                                    • #19
                                      My mare goes in a loose ring plain snaffle on the flat and that is plenty. A bigger bit won't get her off her forehand!

                                      BUT... Over fences she has gone in a slow-twist eggbutt since she was about 5. We have never had to bit-up from there but she certainly needs the slow twist. She does this phenomenally impressive thing where she holds the bit so firmly between the roof of her mouth and her tongue that the rider loses all control (read: steering, brakes, etc.). I ride with a soft hand and always ask nicely. She needs it because she won't push it into the roof of her mouth.

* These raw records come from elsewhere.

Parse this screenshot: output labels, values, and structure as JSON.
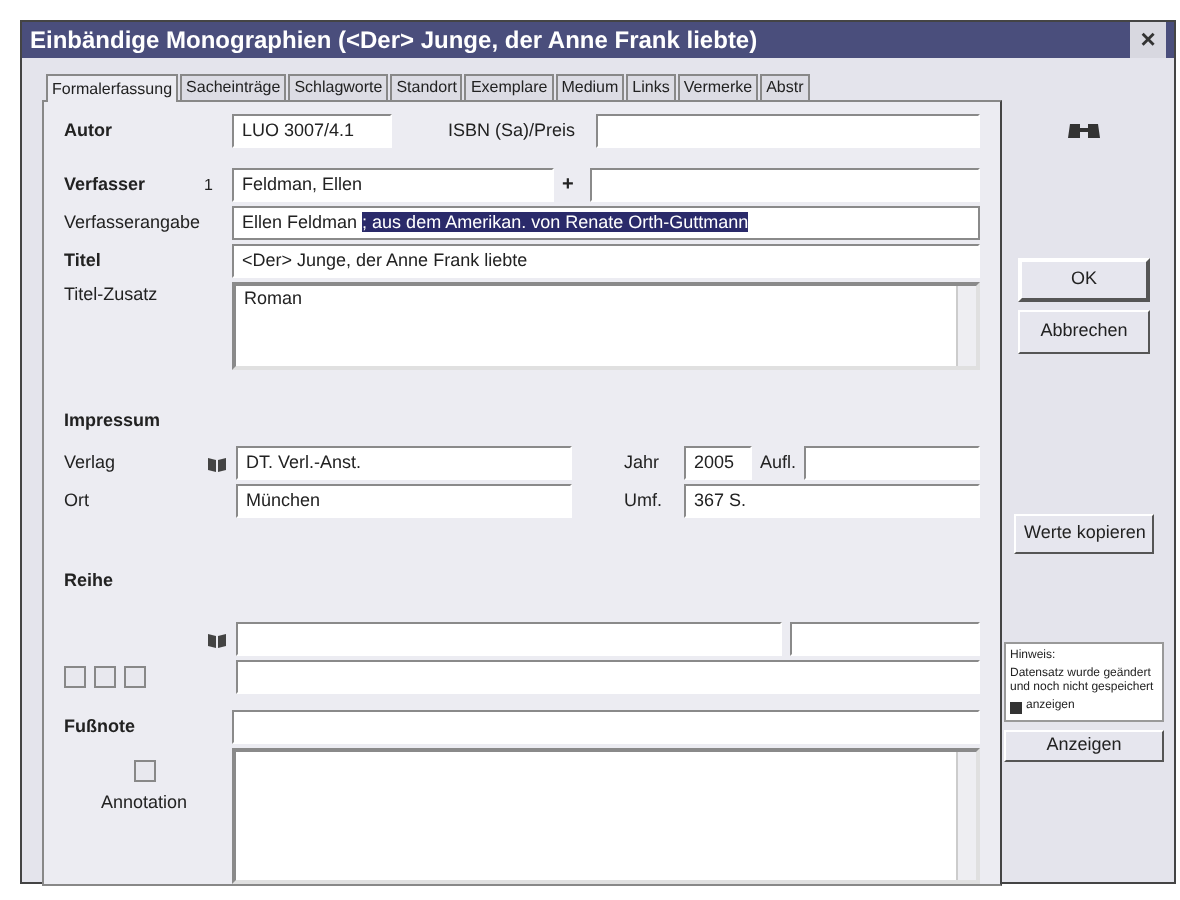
{
  "window": {
    "title": "Einbändige Monographien (<Der> Junge, der Anne Frank liebte)",
    "close": "×"
  },
  "tabs": [
    {
      "label": "Formalerfassung",
      "selected": true
    },
    {
      "label": "Sacheinträge",
      "selected": false
    },
    {
      "label": "Schlagworte",
      "selected": false
    },
    {
      "label": "Standort",
      "selected": false
    },
    {
      "label": "Exemplare",
      "selected": false
    },
    {
      "label": "Medium",
      "selected": false
    },
    {
      "label": "Links",
      "selected": false
    },
    {
      "label": "Vermerke",
      "selected": false
    },
    {
      "label": "Abstr",
      "selected": false
    }
  ],
  "record": {
    "signature_label": "Autor",
    "signature": "LUO 3007/4.1",
    "isbn_label": "ISBN (Sa)/Preis"
  },
  "author": {
    "label": "Verfasser",
    "marker": "1",
    "value": "Feldman, Ellen",
    "add": "+"
  },
  "statement": {
    "label": "Verfasserangabe",
    "value": "Ellen Feldman",
    "selected_value": "; aus dem Amerikan. von Renate Orth-Guttmann"
  },
  "title": {
    "label": "Titel",
    "value": "<Der> Junge, der Anne Frank liebte"
  },
  "subtitle": {
    "label": "Titel-Zusatz",
    "value": "Roman"
  },
  "imprint": {
    "heading": "Impressum",
    "publisher_label": "Verlag",
    "publisher": "DT. Verl.-Anst.",
    "place_label": "Ort",
    "place": "München",
    "year_label": "Jahr",
    "year": "2005",
    "edition_label": "Aufl.",
    "extent_label": "Umf.",
    "extent": "367 S."
  },
  "series": {
    "heading": "Reihe"
  },
  "footnote": {
    "label": "Fußnote"
  },
  "annotation": {
    "label": "Annotation"
  },
  "side": {
    "buttons": [
      "OK",
      "Abbrechen",
      "Werte kopieren"
    ],
    "note_title": "Hinweis:",
    "note_text": "Datensatz wurde geändert und noch nicht gespeichert",
    "note_check": "anzeigen",
    "note_checked": true,
    "show_button": "Anzeigen"
  }
}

                                      The funniest part is that when she does this she "runs off" with you but at a seemingly controlled pace. I dared an ULR get on her once when they were mocking me because they said there was no way she was as out of control as I said she was. They picked up the canter, popped over a 3' vertical and then said, "OH... MY... GOD.... I am so sorry I ever doubted you!!"

                                      I briefly went down to a French link due to peer pressure and proceeded to have a rotational fall out foxhunting because she wouldn't balance up before a downhill coop when I asked her to. Needless to say, we are back to the slow twist!!!
                                      "We can judge the heart of a man by his treatment of animals" Immanuel Kant


                                      • #20
                                        My boy goes in a baucher for flat work and a tom thumb pelham for jumping. He has a hard mouth thanks to being ridden by a heavy handed girl before I bought him, but he hates a lot of contact so he likes a bit that stays still in his mouth. He gets strong jumping and tends to lean on my hands, so I like that the curb on the pelham helps to lift his front end.
                                        Proud mother to Matt, a 18 year-old TB gelding.